We’re finally up to what I’m going to affectionately dub “The Gripe Section”. There’s very little I can criticize about Bioshock Infinite and in the end it boils down to two things (three, including the graphical fumbles I mentioned earlier). The first concerns Songbird, a mechanical guardian whose purpose is to look after Elizabeth, which essentially means returning her to Comstock’s loving embrace. My gripe with Songbird is that, for being the antagonist’s major trump card and even the character made into a statue for the collector’s edition of the game, he really doesn’t play a big part at all. You see him four, maybe five times throughout your playthrough, and while he does his best to remove Booker from the equation of life his efforts are all shown via cinematic events meaning he never poses any significant threat to the player themselves. I guess what I’m trying to say is that there is a huge discrepancy between Songbird’s intended impact, and how he actually comes across to the player. Songbird was never a factor I considered important to the story, kind of like the Great Uncle or Aunt you’ve only seen twice in your life – you know they exist, but they’re never going to mean anything to you in the grand scheme of things. To their credit the developers did their best to reverse my opinion in the later stages of the game, but it was far too late to try pushing a new character into the spotlight.

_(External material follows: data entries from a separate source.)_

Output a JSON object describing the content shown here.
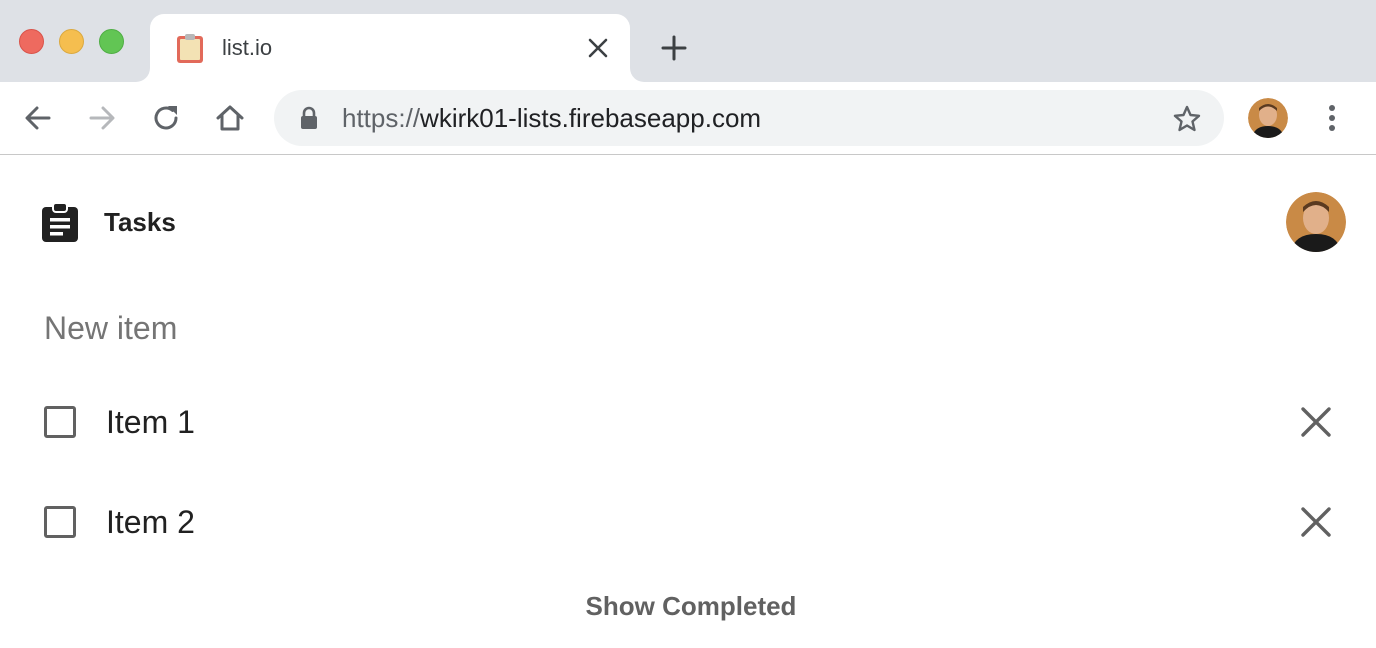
{
  "browser": {
    "tab": {
      "title": "list.io",
      "favicon": "clipboard-favicon"
    },
    "url": {
      "scheme": "https://",
      "host": "wkirk01-lists.firebaseapp.com"
    },
    "icons": {
      "back": "back-arrow-icon",
      "forward": "forward-arrow-icon",
      "reload": "reload-icon",
      "home": "home-icon",
      "lock": "lock-icon",
      "bookmark": "star-icon",
      "menu": "more-vert-icon",
      "close_tab": "close-icon",
      "new_tab": "plus-icon"
    }
  },
  "app": {
    "title": "Tasks",
    "logo_icon": "assignment-icon",
    "new_item_placeholder": "New item",
    "items": [
      {
        "label": "Item 1",
        "checked": false
      },
      {
        "label": "Item 2",
        "checked": false
      }
    ],
    "show_completed_label": "Show Completed"
  },
  "colors": {
    "chrome_bg": "#dee1e6",
    "omnibox_bg": "#f1f3f4",
    "text_primary": "#212121",
    "text_secondary": "#616161",
    "placeholder": "#757575"
  }
}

The second gripe is where I think you’ll start hearing different opinions. I’ve left it till the end of the review because, well, it’s all about the ending. I appreciate that endings are difficult to do right, and Infinite’s ending certainly isn’t the worst I’ve seen, but I think it breaks a few unwritten rules and doesn’t allow the game to finish in a way that is satisfying. In order to avoid spoilers I can’t say much about the ending itself, but there are a few points I would like to mention (and if anyone wants to discuss the ending further, feel free to do so in the comments with spoiler tags). For a story that mostly keeps its feet on the ground (ha ha) Bioshock ends way up in the air with some fairly radical concepts being thrown at the player. Don’t get me wrong, complex endings aren’t necessarily a thing to avoid, but Infinite rapidly rolls out a whole bunch of new facts in the last 20 minutes or so of gameplay and never gives the player time to digest it all. While I enjoy plot twists that make me re-examine previous events to see if they are consistent with what has just been revealed (see Sharin no Kuni), the breadcrumbs left throughout this particular game are not sufficient to justify its ending. Also, in my opinion, some of the actions and attitudes taken during the ending sequences run completely contrary to how the character really would have acted, making it feel like the character development during the second half of the game was completely irrelevant.

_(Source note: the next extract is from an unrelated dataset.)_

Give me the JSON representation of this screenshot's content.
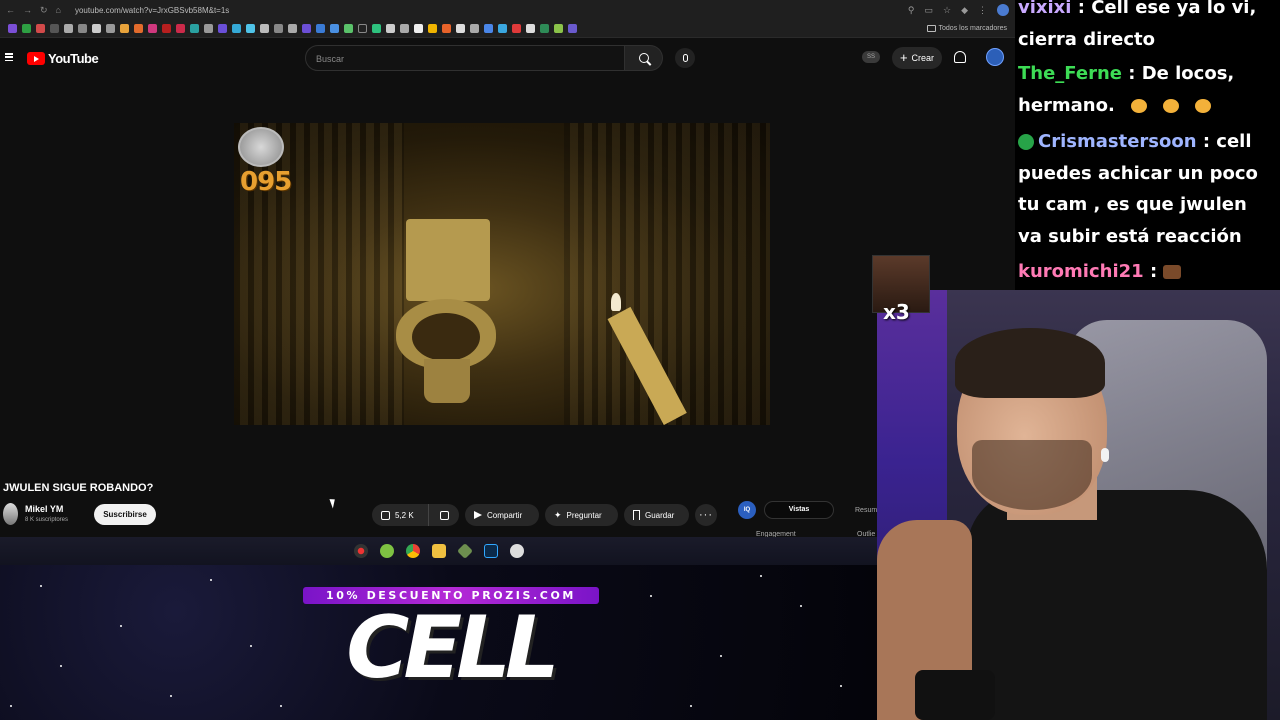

Summary – Bioshock Infinite was my favourite Bioshock so far. It introduces the series to stronger story elements without sacrificing its entertaining gameplay, and any game with a partner like Elizabeth is worth playing. Excellence is well within Bioshock Infinite’s grasp, but a few relatively small faults like graphical inequalities and its clumsy ending stop it from realizing its full potential.
Plot/Characters – 9/10
Gameplay – 9/10
Audio/Visual – 8.5/10
OVERALL SCORE – 9/10 – Great
Trailer for the interested parties: